In a two veteran joint loan, the potential maximum guaranty is calculated based off of the total loan amount (since all signers on the loan are VA-eligible. The Handbook provides a short table that shows the steps that a lender is to take when calculating the guaranty. The steps are fairly simple and straightforward. Below is the table:
|1||Calculate the maximum potential guaranty on the total loan amount.
Use the maximum guaranty table in chapter 3.
|2||VA will guarantee the lesser of:
If the loan amount is greater than $144,000, additional entitlement may be added to each veteran’s entitlement.

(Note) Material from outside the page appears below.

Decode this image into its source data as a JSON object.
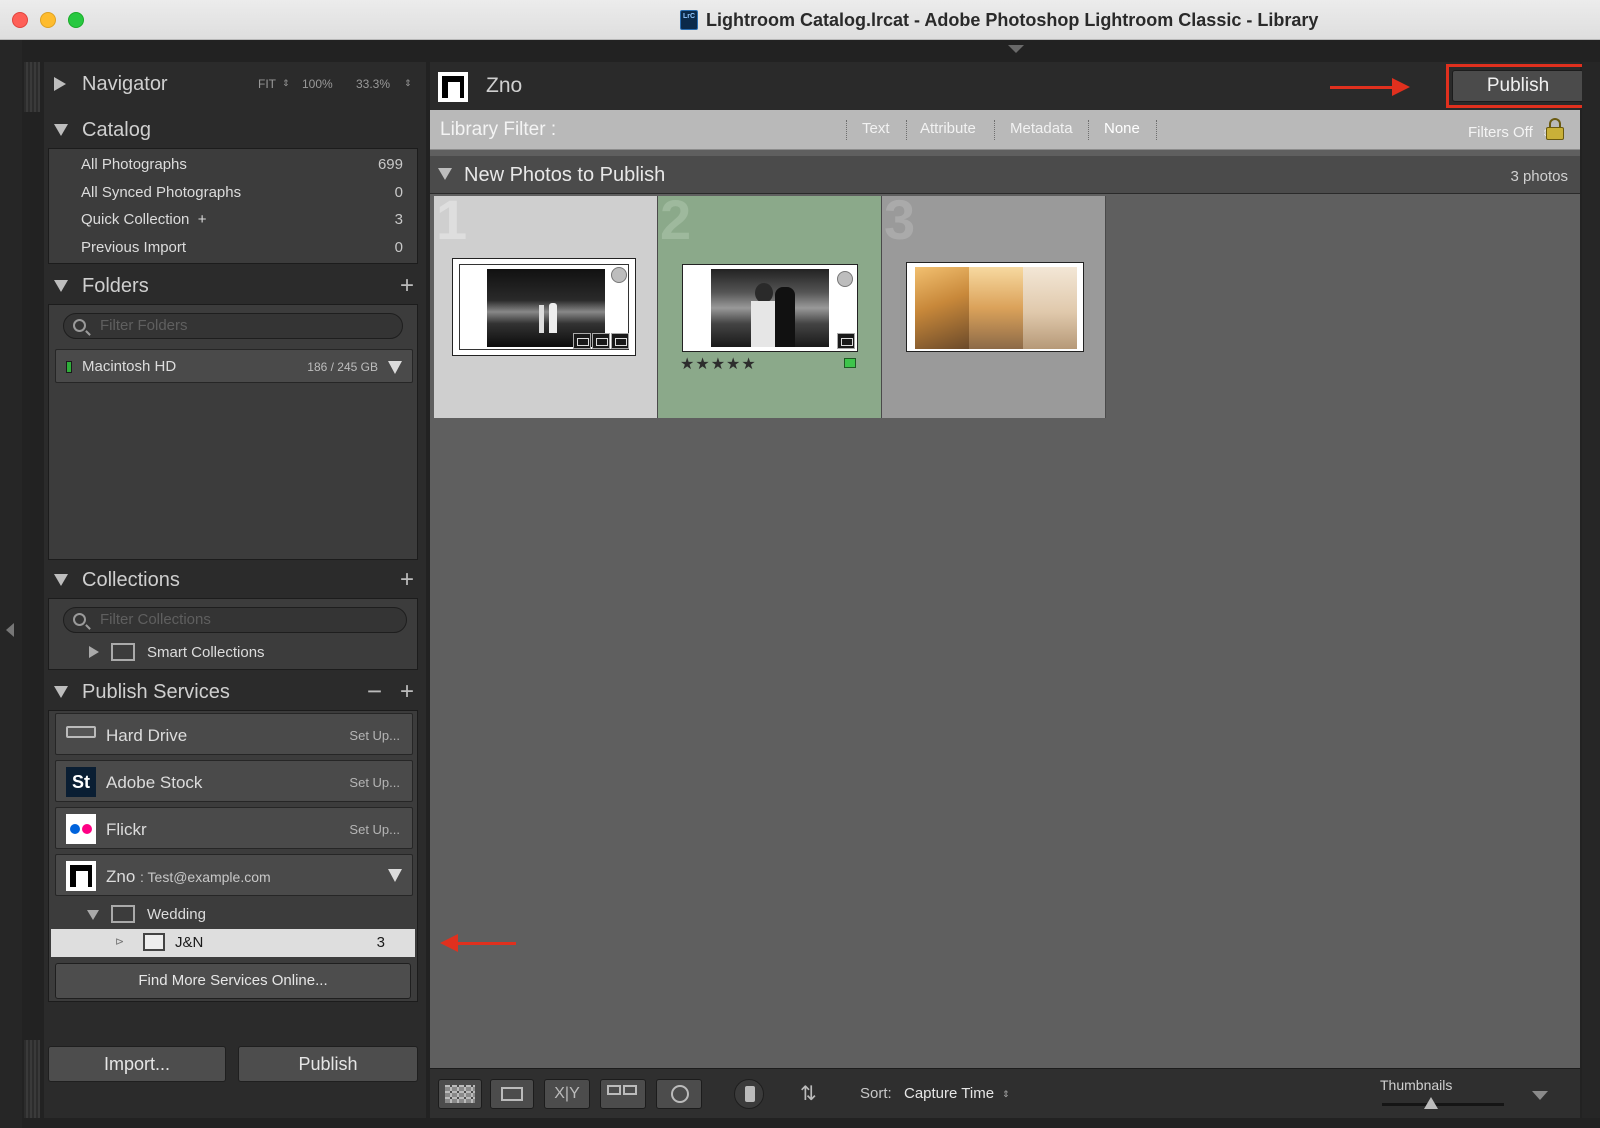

|3||VA will make charges to the veterans’ available entitlement which total the maximum guaranty arrived at in Step 1, or the total of their available entitlement if less than the maximum potential guaranty.
VA will divide the entitlement charges equally between the veterans if possible, or, if only unequal entitlement is available, unequal charges may be made with the veteran’s written agreement.
Exception: VA will make the entitlement charge for husband and wife veterans according to their preference.
As you can read in step 2, if the borrowers do not have enough entitlement to cover the maximum potential guaranty on the loan amount, the VA will only guaranty up to the amount of combined entitlement that the borrowers have. For loans greater than 144,000, additional entitlement may be added to allow the veterans to qualify for the loan. As with veteran/nonveteran joint loans, the Handbook provides a table of examples to show how the guaranty might come out in different loan scenarios. The table is below:
|Veterans and Available Entitlement||Total Loan Amount||Maximum Potential Guaranty||Total Entitlement Charge Per Vet|
|Vet 1 $36,000Vet 2 $36,000||$100,000||$36,000||$18,000$18,000|
|Vet 1 $23,500Vet 2 $ 8,500||$ 80,000||$32,000||$23,500$ 8,500|
|Vet 1 $36,000Vet 2 $36,000||$300,000||$75,000||$37,500$37,500|
|Vet 1 $15,000Vet 2 $20,000||$203,000||$50,750||$25,375$25,375|
|Vet 1 $0Vet 2 $0Vet 3 $ 6,500||$300,000||$75,000||$25,000$25,000$25,000|
As you can see from the examples, having more than one VA-eligible borrower use their entitlement on a loan does not necessarily increase the amount of guaranty on the loan, but it will affect the amount of entitlement that is used from each borrower. It’s smart to plan far ahead in advance when you are planning on doing a joint VA loan with other VA-eligible borrowers. That way, you can make sure you don’t get an unpleasant surprise when the terms you are offered are not nearly as favorable as you were hoping for. By keeping up-to-date on current interest rates, how much guaranty you would be eligible for, and any changes to the VA loan program, you can mitigate the risk of trying for a loan that you will not get approved for.